**EXERCISE INSTRUCTIONS**
Please return the lines of the data that contain "dibujar".
### EXCERPTED DATA ###
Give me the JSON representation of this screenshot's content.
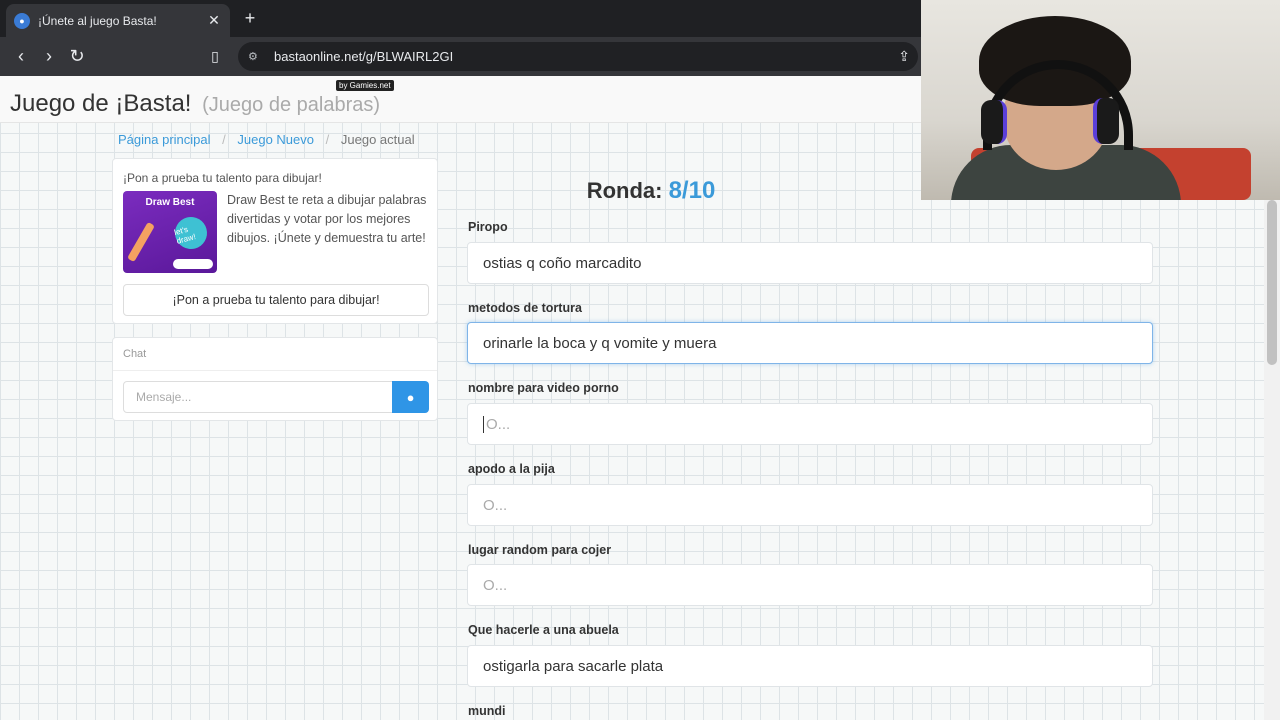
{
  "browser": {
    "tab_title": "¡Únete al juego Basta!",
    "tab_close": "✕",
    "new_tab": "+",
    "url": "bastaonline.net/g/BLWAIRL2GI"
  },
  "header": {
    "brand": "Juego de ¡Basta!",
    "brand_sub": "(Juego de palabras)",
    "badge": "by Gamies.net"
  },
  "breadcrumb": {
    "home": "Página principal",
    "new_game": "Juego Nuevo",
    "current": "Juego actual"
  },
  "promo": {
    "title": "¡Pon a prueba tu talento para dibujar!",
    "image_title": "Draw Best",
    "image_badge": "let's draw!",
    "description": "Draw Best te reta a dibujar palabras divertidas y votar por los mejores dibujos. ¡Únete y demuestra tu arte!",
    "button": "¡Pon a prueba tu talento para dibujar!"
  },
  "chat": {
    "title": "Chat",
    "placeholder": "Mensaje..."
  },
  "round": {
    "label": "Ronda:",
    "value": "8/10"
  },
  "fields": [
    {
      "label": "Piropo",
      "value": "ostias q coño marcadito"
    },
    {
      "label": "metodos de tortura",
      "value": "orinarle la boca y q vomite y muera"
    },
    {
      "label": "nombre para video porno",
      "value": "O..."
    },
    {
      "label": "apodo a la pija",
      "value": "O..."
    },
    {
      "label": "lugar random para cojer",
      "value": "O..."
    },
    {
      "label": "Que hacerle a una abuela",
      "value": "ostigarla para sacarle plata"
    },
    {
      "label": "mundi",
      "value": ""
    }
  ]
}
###
**YOUR SOLUTION**
    "title": "¡Pon a prueba tu talento para dibujar!",
    "description": "Draw Best te reta a dibujar palabras divertidas y votar por los mejores dibujos. ¡Únete y demuestra tu arte!",
    "button": "¡Pon a prueba tu talento para dibujar!"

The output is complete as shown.